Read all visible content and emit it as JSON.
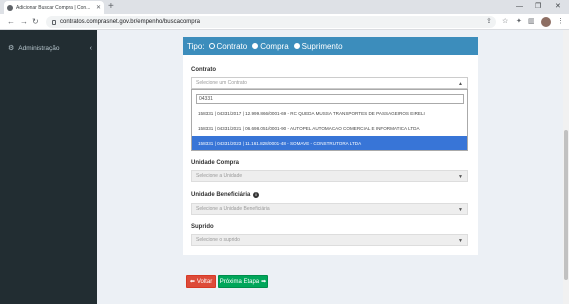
{
  "browser": {
    "tab_title": "Adicionar Buscar Compra | Con...",
    "new_tab": "+",
    "url": "contratos.comprasnet.gov.br/empenho/buscacompra"
  },
  "sidebar": {
    "items": [
      {
        "label": "Administração",
        "icon": "gear-icon"
      }
    ]
  },
  "form": {
    "tipo_label": "Tipo:",
    "tipo_options": [
      "Contrato",
      "Compra",
      "Suprimento"
    ],
    "contrato": {
      "label": "Contrato",
      "placeholder": "Selecione um Contrato",
      "search_value": "04331",
      "options": [
        "158331 | 04331/2017 | 12.999.866/0001-69 - RC QUEDA MUSSA TRANSPORTES DE PASSAGEIROS EIRELI",
        "158331 | 04331/2021 | 06.698.051/0001-90 - AUTOPEL AUTOMACAO COMERCIAL E INFORMATICA LTDA",
        "158331 | 04331/2023 | 11.161.828/0001-48 - SOMAVE - CONSTRUTORA LTDA"
      ]
    },
    "unidade_compra": {
      "label": "Unidade Compra",
      "placeholder": "Selecione a Unidade"
    },
    "unidade_beneficiaria": {
      "label": "Unidade Beneficiária",
      "placeholder": "Selecione a Unidade Beneficiária"
    },
    "suprido": {
      "label": "Suprido",
      "placeholder": "Selecione o suprido"
    }
  },
  "buttons": {
    "back": "Voltar",
    "next": "Próxima Etapa"
  }
}
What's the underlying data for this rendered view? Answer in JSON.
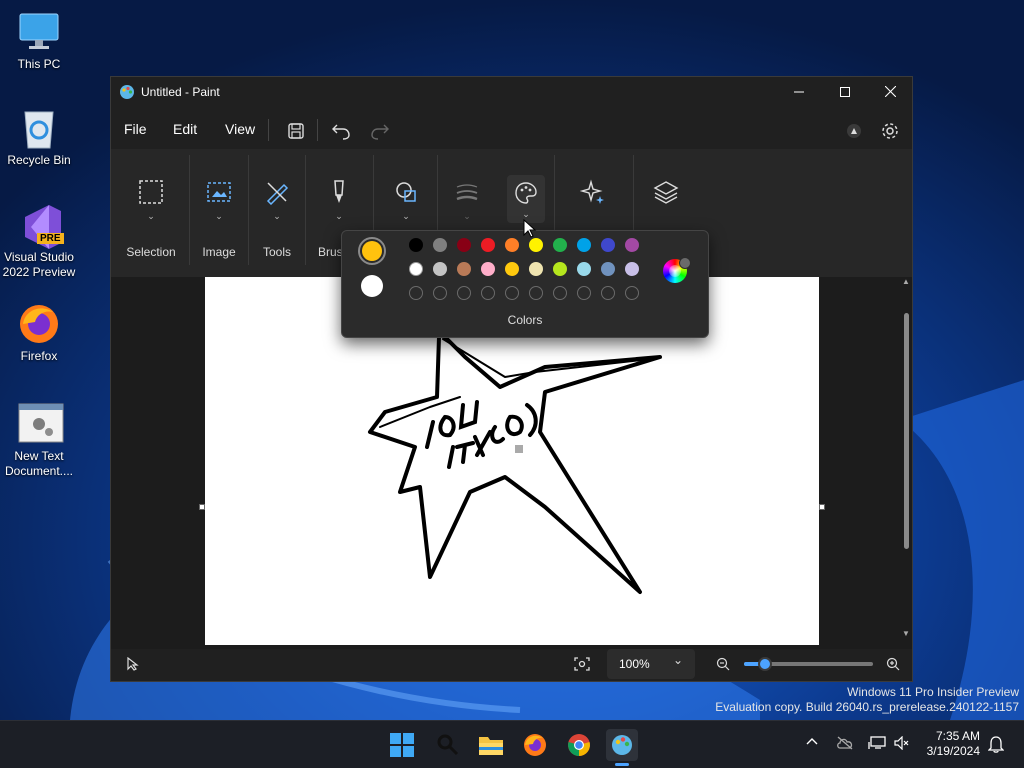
{
  "desktop": {
    "icons": [
      {
        "label": "This PC"
      },
      {
        "label": "Recycle Bin"
      },
      {
        "label": "Visual Studio 2022 Preview",
        "badge": "PRE"
      },
      {
        "label": "Firefox"
      },
      {
        "label": "New Text Document...."
      }
    ]
  },
  "window": {
    "title": "Untitled - Paint",
    "menu": {
      "file": "File",
      "edit": "Edit",
      "view": "View"
    },
    "ribbon": {
      "selection": "Selection",
      "image": "Image",
      "tools": "Tools",
      "brushes": "Brushes"
    },
    "colors_flyout": {
      "title": "Colors",
      "primary_color": "#ffc20e",
      "secondary_color": "#ffffff",
      "row1": [
        "#000000",
        "#7f7f7f",
        "#880015",
        "#ed1c24",
        "#ff7f27",
        "#fff200",
        "#22b14c",
        "#00a2e8",
        "#3f48cc",
        "#a349a4"
      ],
      "row2": [
        "#ffffff",
        "#c3c3c3",
        "#b97a57",
        "#ffaec9",
        "#ffc90e",
        "#efe4b0",
        "#b5e61d",
        "#99d9ea",
        "#7092be",
        "#c8bfe7"
      ],
      "custom_slots": 10
    },
    "status": {
      "zoom": "100%"
    }
  },
  "watermark": {
    "line1": "Windows 11 Pro Insider Preview",
    "line2": "Evaluation copy. Build 26040.rs_prerelease.240122-1157"
  },
  "taskbar": {
    "time": "7:35 AM",
    "date": "3/19/2024"
  }
}
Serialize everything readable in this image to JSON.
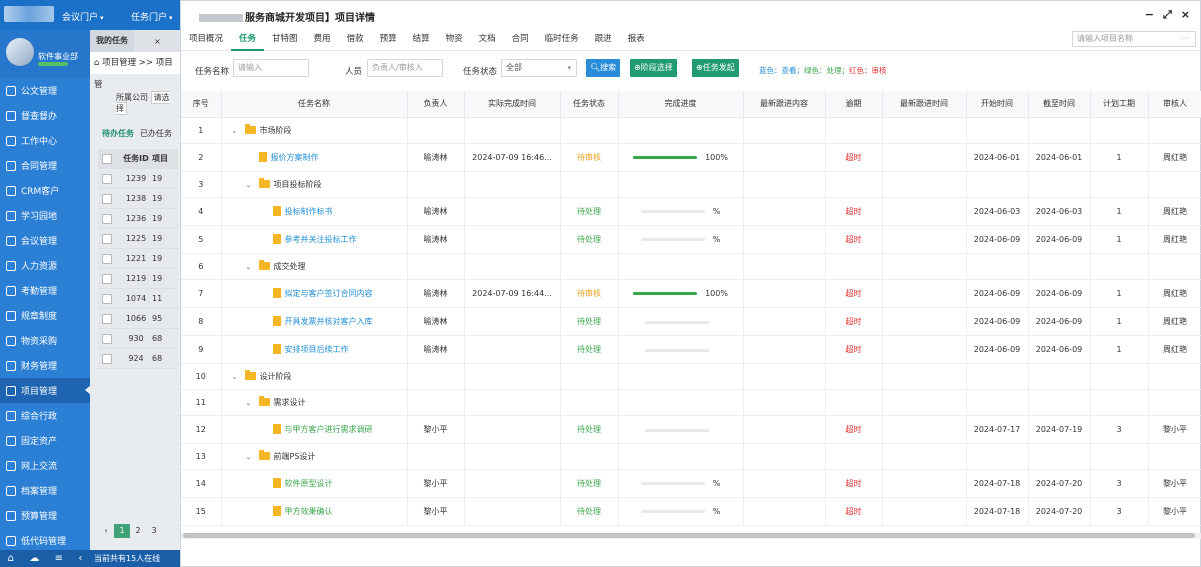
{
  "topbar": {
    "links": [
      "会议门户",
      "任务门户"
    ]
  },
  "sidebar": {
    "dept": "软件事业部",
    "items": [
      {
        "label": "公文管理",
        "icon": "document-icon"
      },
      {
        "label": "督查督办",
        "icon": "supervise-icon"
      },
      {
        "label": "工作中心",
        "icon": "monitor-icon"
      },
      {
        "label": "合同管理",
        "icon": "contract-icon"
      },
      {
        "label": "CRM客户",
        "icon": "crm-icon"
      },
      {
        "label": "学习园地",
        "icon": "study-icon"
      },
      {
        "label": "会议管理",
        "icon": "meeting-icon"
      },
      {
        "label": "人力资源",
        "icon": "hr-icon"
      },
      {
        "label": "考勤管理",
        "icon": "attendance-icon"
      },
      {
        "label": "规章制度",
        "icon": "rules-icon"
      },
      {
        "label": "物资采购",
        "icon": "purchase-icon"
      },
      {
        "label": "财务管理",
        "icon": "finance-icon"
      },
      {
        "label": "项目管理",
        "icon": "project-icon"
      },
      {
        "label": "综合行政",
        "icon": "admin-icon"
      },
      {
        "label": "固定资产",
        "icon": "assets-icon"
      },
      {
        "label": "网上交流",
        "icon": "chat-icon"
      },
      {
        "label": "档案管理",
        "icon": "archive-icon"
      },
      {
        "label": "预算管理",
        "icon": "budget-icon"
      },
      {
        "label": "低代码管理",
        "icon": "code-icon"
      }
    ],
    "online": "当前共有15人在线"
  },
  "bg": {
    "tab": "我的任务",
    "crumb": "项目管理 >> 项目管",
    "filter_label": "所属公司",
    "filter_value": "请选择",
    "tab_todo": "待办任务",
    "tab_done": "已办任务",
    "col_id": "任务ID",
    "col_2": "项目",
    "rows": [
      [
        "1239",
        "19"
      ],
      [
        "1238",
        "19"
      ],
      [
        "1236",
        "19"
      ],
      [
        "1225",
        "19"
      ],
      [
        "1221",
        "19"
      ],
      [
        "1219",
        "19"
      ],
      [
        "1074",
        "11"
      ],
      [
        "1066",
        "95"
      ],
      [
        "930",
        "68"
      ],
      [
        "924",
        "68"
      ]
    ],
    "pages": [
      "1",
      "2",
      "3"
    ]
  },
  "modal": {
    "title": "服务商城开发项目】项目详情",
    "tabs": [
      "项目概况",
      "任务",
      "甘特图",
      "费用",
      "借款",
      "预算",
      "结算",
      "物资",
      "文档",
      "合同",
      "临时任务",
      "跟进",
      "报表"
    ],
    "active_tab": 1,
    "search_placeholder": "请输入项目名称",
    "filter": {
      "name_label": "任务名称",
      "name_placeholder": "请输入",
      "person_label": "人员",
      "person_placeholder": "负责人/审核人",
      "status_label": "任务状态",
      "status_value": "全部",
      "btn_search": "搜索",
      "btn_stage": "阶段选择",
      "btn_start": "任务发起",
      "legend_blue": "蓝色：查看；",
      "legend_green": "绿色：处理；",
      "legend_red": "红色：审核"
    },
    "columns": [
      "序号",
      "任务名称",
      "负责人",
      "实际完成时间",
      "任务状态",
      "完成进度",
      "最新跟进内容",
      "逾期",
      "最新跟进时间",
      "开始时间",
      "截至时间",
      "计划工期",
      "审核人"
    ],
    "rows": [
      {
        "no": "1",
        "level": 0,
        "type": "group",
        "name": "市场阶段"
      },
      {
        "no": "2",
        "level": 1,
        "type": "task",
        "color": "blue",
        "name": "报价方案制作",
        "owner": "喻涛林",
        "done": "2024-07-09 16:46...",
        "status": "待审核",
        "status_color": "orange",
        "progress": 1.0,
        "pct": "100%",
        "overdue": "超时",
        "start": "2024-06-01",
        "end": "2024-06-01",
        "days": "1",
        "reviewer": "周红艳"
      },
      {
        "no": "3",
        "level": 1,
        "type": "group",
        "name": "项目投标阶段"
      },
      {
        "no": "4",
        "level": 2,
        "type": "task",
        "color": "blue",
        "name": "投标制作标书",
        "owner": "喻涛林",
        "done": "",
        "status": "待处理",
        "status_color": "green",
        "progress": 0,
        "pct": "%",
        "overdue": "超时",
        "start": "2024-06-03",
        "end": "2024-06-03",
        "days": "1",
        "reviewer": "周红艳"
      },
      {
        "no": "5",
        "level": 2,
        "type": "task",
        "color": "blue",
        "name": "参考并关注投标工作",
        "owner": "喻涛林",
        "done": "",
        "status": "待处理",
        "status_color": "green",
        "progress": 0,
        "pct": "%",
        "overdue": "超时",
        "start": "2024-06-09",
        "end": "2024-06-09",
        "days": "1",
        "reviewer": "周红艳"
      },
      {
        "no": "6",
        "level": 1,
        "type": "group",
        "name": "成交处理"
      },
      {
        "no": "7",
        "level": 2,
        "type": "task",
        "color": "blue",
        "name": "拟定与客户签订合同内容",
        "owner": "喻涛林",
        "done": "2024-07-09 16:44...",
        "status": "待审核",
        "status_color": "orange",
        "progress": 1.0,
        "pct": "100%",
        "overdue": "超时",
        "start": "2024-06-09",
        "end": "2024-06-09",
        "days": "1",
        "reviewer": "周红艳"
      },
      {
        "no": "8",
        "level": 2,
        "type": "task",
        "color": "blue",
        "name": "开具发票并核对客户入库",
        "owner": "喻涛林",
        "done": "",
        "status": "待处理",
        "status_color": "green",
        "progress": 0,
        "pct": "",
        "overdue": "超时",
        "start": "2024-06-09",
        "end": "2024-06-09",
        "days": "1",
        "reviewer": "周红艳"
      },
      {
        "no": "9",
        "level": 2,
        "type": "task",
        "color": "blue",
        "name": "安排项目后续工作",
        "owner": "喻涛林",
        "done": "",
        "status": "待处理",
        "status_color": "green",
        "progress": 0,
        "pct": "",
        "overdue": "超时",
        "start": "2024-06-09",
        "end": "2024-06-09",
        "days": "1",
        "reviewer": "周红艳"
      },
      {
        "no": "10",
        "level": 0,
        "type": "group",
        "name": "设计阶段"
      },
      {
        "no": "11",
        "level": 1,
        "type": "group",
        "name": "需求设计"
      },
      {
        "no": "12",
        "level": 2,
        "type": "task",
        "color": "green",
        "name": "与甲方客户进行需求调研",
        "owner": "黎小平",
        "done": "",
        "status": "待处理",
        "status_color": "green",
        "progress": 0,
        "pct": "",
        "overdue": "超时",
        "start": "2024-07-17",
        "end": "2024-07-19",
        "days": "3",
        "reviewer": "黎小平"
      },
      {
        "no": "13",
        "level": 1,
        "type": "group",
        "name": "前端PS设计"
      },
      {
        "no": "14",
        "level": 2,
        "type": "task",
        "color": "green",
        "name": "软件原型设计",
        "owner": "黎小平",
        "done": "",
        "status": "待处理",
        "status_color": "green",
        "progress": 0,
        "pct": "%",
        "overdue": "超时",
        "start": "2024-07-18",
        "end": "2024-07-20",
        "days": "3",
        "reviewer": "黎小平"
      },
      {
        "no": "15",
        "level": 2,
        "type": "task",
        "color": "green",
        "name": "甲方效果确认",
        "owner": "黎小平",
        "done": "",
        "status": "待处理",
        "status_color": "green",
        "progress": 0,
        "pct": "%",
        "overdue": "超时",
        "start": "2024-07-18",
        "end": "2024-07-20",
        "days": "3",
        "reviewer": "黎小平"
      }
    ]
  }
}
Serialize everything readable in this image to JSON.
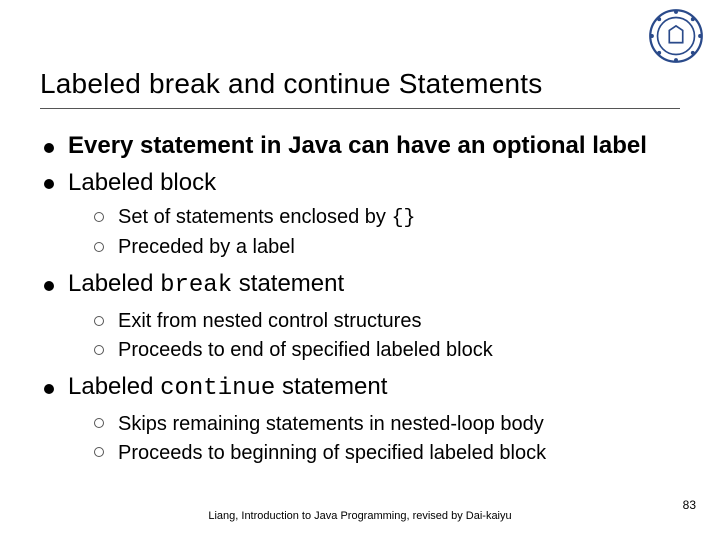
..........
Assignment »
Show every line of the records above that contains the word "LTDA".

The completed task »
        "158331 | 04331/2021 | 06.698.051/0001-90 - AUTOPEL AUTOMACAO COMERCIAL E INFORMATICA LTDA",
        "158331 | 04331/2023 | 11.161.828/0001-48 - SOMAVE - CONSTRUTORA LTDA"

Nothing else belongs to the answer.